10. React Native
I think Linux needs no introduction. The most popular open-source operating system powering most of the World Wide Web (WWW), countless servers, super-computers, and maybe even your workstation! While GitHub repo is only a mirror of the official repository containing the Linux kernel, it still managed to get above 80K stars. Outstanding!
8. VS Code
Widely-used, Electron-based code editor created by Microsoft, VS Code is loved among web developers and general programmers alike. Great user experience, performance, and customizability and extendability define this great development tool.
Pretty old, but stable and popular, D3 (standing for Data-Driven Documents) is a feature-packed JS library for visualizing and manipulating data with the help of DOM, Canvas and SVG. From charts and graphs, all the way to diagrams and maps - you'll find that D3 provides everything you need to display your data in a stunning-looking way.
5. Oh My Zsh
With Oh My Zsh - a framework for managing Zsh configuration - we're getting into the >100K GitHub stars territory. Oh My Zsh brings your Z shell to another level with numerous plugins, helpers, themes & vast community support!
Ever since its introduction in 2011, Bootstrap has become one of the most popular CSS-centric front-end frameworks. Unlike modern JS frameworks, Bootstrap focuses on CSS, allowing you to create nice-looking UIs with nothing more than simple HTML and CSS. JS is used only when necessary.

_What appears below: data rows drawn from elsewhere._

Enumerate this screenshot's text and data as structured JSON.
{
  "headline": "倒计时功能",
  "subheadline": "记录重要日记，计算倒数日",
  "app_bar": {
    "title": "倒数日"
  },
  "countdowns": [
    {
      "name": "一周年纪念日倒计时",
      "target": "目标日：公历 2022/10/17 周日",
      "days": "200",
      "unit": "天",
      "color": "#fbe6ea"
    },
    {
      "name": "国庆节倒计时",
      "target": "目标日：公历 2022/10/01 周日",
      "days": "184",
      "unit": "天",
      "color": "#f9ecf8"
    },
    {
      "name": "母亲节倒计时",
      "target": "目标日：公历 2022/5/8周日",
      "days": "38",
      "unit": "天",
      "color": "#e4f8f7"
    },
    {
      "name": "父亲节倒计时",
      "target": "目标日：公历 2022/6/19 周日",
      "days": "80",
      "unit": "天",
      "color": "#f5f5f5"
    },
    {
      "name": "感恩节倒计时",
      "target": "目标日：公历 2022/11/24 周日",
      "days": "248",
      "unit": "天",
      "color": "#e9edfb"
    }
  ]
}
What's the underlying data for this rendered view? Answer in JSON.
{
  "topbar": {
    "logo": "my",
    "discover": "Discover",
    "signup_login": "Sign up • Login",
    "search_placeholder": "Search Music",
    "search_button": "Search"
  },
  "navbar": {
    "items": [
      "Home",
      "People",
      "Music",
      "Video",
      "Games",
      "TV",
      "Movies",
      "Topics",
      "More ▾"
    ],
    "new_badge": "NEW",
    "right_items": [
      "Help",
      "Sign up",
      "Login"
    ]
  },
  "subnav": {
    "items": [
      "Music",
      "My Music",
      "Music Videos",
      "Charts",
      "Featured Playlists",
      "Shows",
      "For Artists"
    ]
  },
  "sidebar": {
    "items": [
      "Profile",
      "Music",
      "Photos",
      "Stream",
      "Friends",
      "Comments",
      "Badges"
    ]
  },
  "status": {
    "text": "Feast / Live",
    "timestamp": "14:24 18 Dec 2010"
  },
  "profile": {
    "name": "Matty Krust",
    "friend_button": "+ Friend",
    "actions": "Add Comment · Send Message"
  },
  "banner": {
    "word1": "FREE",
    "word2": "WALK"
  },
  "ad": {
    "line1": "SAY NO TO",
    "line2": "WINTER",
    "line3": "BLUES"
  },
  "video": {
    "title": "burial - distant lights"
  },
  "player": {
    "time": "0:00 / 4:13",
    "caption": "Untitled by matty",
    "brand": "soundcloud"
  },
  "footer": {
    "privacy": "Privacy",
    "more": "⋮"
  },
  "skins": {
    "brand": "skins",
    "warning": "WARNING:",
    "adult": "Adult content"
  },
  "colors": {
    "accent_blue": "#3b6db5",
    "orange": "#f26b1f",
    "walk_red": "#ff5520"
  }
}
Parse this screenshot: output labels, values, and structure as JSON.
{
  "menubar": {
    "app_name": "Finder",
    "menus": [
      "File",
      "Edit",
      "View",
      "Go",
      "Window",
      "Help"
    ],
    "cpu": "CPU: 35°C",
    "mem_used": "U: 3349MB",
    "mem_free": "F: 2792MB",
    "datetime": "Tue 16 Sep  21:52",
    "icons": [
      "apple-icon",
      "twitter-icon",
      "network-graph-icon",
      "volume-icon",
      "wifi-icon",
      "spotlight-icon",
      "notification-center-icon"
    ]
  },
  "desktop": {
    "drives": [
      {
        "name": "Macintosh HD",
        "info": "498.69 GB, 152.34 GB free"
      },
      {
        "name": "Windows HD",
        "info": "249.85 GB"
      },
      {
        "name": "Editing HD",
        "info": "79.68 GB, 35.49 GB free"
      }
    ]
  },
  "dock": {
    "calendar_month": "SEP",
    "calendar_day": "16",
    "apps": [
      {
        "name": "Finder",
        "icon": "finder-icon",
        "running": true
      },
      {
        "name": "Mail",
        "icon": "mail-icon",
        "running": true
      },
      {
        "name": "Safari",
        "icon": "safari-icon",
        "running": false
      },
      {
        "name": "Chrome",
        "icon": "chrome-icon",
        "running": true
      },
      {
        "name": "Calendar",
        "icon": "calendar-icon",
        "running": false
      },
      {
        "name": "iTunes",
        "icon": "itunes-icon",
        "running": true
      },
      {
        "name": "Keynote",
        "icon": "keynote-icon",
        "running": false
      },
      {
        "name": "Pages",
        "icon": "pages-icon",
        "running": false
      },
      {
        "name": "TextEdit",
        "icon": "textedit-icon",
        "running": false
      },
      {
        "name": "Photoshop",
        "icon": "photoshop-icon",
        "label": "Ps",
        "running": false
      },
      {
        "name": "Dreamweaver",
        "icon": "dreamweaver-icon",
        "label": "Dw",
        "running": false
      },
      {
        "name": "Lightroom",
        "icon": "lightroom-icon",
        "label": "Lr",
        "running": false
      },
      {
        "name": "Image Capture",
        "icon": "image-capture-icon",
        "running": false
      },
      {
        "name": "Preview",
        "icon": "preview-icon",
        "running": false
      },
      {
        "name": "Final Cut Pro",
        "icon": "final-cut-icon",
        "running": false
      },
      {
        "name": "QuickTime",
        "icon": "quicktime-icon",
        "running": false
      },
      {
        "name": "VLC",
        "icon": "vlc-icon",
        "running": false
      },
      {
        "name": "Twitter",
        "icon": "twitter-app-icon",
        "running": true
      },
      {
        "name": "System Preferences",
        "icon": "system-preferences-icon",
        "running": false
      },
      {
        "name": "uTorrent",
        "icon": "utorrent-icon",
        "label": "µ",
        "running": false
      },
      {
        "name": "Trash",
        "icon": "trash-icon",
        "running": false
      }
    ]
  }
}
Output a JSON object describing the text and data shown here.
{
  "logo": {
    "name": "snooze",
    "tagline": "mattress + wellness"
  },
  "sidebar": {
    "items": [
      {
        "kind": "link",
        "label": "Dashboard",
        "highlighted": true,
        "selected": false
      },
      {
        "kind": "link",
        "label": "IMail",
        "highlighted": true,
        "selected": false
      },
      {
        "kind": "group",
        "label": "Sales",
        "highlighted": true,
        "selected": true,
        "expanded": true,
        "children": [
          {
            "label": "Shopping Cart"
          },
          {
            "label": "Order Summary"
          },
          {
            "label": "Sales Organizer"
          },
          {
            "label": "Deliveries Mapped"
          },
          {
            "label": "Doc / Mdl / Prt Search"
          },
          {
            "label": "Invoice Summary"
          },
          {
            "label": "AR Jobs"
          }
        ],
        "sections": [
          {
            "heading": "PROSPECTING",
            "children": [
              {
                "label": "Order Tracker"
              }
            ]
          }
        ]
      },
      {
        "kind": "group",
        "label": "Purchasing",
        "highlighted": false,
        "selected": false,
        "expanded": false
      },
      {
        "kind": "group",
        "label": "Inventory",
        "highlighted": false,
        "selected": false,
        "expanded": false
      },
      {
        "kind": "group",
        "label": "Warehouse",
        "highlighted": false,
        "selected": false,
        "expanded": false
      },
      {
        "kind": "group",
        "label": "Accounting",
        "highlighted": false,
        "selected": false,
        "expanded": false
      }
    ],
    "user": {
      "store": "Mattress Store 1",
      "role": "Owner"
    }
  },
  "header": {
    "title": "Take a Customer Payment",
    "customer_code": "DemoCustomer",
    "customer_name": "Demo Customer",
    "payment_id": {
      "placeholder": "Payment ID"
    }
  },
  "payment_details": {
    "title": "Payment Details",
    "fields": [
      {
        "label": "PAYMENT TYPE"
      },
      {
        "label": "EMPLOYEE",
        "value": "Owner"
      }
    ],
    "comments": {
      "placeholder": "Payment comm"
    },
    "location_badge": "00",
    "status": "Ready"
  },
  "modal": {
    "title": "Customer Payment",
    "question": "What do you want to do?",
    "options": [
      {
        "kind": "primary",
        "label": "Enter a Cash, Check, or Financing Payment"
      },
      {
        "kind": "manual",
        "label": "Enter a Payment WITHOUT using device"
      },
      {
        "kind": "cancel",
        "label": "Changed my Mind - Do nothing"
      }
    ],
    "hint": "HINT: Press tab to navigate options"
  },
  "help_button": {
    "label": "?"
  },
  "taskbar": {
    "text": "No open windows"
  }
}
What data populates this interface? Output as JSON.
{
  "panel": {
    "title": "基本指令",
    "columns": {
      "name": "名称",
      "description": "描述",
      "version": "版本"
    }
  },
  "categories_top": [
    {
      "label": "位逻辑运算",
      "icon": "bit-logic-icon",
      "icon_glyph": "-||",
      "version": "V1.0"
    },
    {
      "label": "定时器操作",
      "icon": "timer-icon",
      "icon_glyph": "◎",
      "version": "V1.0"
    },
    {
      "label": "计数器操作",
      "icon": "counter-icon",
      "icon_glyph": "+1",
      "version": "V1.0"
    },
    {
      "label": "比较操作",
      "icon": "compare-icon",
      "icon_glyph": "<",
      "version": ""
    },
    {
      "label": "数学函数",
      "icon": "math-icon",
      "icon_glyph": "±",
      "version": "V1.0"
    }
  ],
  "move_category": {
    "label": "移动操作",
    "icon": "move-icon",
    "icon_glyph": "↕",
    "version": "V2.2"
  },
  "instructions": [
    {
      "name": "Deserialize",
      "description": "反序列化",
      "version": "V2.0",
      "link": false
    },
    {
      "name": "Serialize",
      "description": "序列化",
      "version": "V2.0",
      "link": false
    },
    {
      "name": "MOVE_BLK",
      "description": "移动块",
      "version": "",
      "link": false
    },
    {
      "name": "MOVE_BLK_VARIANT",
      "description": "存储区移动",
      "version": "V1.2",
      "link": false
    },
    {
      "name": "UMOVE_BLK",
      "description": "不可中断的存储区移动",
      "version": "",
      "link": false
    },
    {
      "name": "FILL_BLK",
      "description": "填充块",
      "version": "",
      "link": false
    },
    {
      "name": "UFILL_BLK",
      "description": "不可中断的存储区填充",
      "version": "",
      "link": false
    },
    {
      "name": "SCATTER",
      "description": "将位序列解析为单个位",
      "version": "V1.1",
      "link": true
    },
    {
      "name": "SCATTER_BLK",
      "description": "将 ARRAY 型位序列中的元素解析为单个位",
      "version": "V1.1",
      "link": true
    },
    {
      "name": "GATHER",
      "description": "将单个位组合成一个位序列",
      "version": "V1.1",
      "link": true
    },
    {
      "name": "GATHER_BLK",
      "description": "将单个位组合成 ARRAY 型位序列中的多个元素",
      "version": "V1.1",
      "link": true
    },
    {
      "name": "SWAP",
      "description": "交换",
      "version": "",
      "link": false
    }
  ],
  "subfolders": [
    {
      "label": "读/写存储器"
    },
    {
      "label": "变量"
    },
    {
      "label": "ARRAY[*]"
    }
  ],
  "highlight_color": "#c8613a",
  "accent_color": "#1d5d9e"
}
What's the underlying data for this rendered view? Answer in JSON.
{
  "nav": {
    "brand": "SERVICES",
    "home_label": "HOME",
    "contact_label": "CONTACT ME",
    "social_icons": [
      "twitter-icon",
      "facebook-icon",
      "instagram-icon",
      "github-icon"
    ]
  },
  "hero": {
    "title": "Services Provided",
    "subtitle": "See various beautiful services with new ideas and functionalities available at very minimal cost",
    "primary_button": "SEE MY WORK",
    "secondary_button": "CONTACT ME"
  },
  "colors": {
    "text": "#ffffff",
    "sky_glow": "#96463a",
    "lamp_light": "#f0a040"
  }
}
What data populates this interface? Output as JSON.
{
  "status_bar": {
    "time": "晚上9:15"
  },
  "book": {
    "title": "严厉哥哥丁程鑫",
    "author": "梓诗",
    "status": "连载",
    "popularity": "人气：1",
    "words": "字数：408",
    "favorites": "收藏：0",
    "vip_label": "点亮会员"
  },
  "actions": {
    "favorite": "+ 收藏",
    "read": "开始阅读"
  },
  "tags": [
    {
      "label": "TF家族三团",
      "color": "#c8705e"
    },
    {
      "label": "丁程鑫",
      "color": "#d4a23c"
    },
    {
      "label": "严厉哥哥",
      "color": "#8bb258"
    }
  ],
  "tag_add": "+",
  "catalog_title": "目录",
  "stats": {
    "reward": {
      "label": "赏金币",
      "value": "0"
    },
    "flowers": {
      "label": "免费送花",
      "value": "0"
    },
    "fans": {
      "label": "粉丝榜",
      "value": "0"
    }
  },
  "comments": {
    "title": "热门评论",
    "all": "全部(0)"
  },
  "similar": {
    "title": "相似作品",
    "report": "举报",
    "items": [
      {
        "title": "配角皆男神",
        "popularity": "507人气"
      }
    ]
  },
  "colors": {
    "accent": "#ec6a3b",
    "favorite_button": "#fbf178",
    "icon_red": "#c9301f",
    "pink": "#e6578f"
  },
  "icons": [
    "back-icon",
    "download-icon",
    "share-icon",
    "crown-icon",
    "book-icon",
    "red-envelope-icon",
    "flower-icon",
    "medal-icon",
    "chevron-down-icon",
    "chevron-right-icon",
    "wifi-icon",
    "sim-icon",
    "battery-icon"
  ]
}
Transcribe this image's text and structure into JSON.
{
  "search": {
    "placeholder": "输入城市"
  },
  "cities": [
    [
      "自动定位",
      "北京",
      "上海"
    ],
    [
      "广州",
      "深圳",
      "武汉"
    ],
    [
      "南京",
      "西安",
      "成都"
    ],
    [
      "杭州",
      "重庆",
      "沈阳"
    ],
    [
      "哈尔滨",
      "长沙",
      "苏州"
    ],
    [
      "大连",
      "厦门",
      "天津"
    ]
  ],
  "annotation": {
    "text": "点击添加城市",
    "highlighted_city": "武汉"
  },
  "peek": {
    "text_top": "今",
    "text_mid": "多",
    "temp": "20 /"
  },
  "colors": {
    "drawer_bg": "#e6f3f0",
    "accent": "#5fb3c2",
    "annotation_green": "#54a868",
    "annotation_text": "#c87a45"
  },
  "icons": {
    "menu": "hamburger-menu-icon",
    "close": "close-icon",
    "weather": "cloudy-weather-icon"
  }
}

The extensive ecosystem consisted of themes, third-party implementations, and vast community are things that you'll certainly experience while working with Bootstrap.
React is the most widely-used and well-known JS library/framework for creating interactive UIs. With its component-based, declarative approach and immense popularity, React has influenced a lot of JS libraries and tools that came after it. Component libraries, frameworks, static site generators and a lot of other tools add up to React's already impressive ecosystem.
So, the first place on this list goes to Vue - progressive JS UI framework. Ever since its introduction in 2014, Vue has grown to an impressive size, with a community and ecosystem rivaling or even exceeding those of React and Angular. An interesting fact is that even though Vue has more GitHub stars than React, it's still has a lot fewer NPM downloads.
But what are your thoughts about this matter? As the year is coming to an end, does this list make you think about the future? What are your predictions? Share your thoughts in the comment section below!
For more up-to-date content be sure to follow me on Twitter, Facebook, or through my personal blog. Also, check out my YouTube channel and leave a like or a sub there if you like. As always thanks for reading this piece and have a nice day!
We're in this together
Level up every day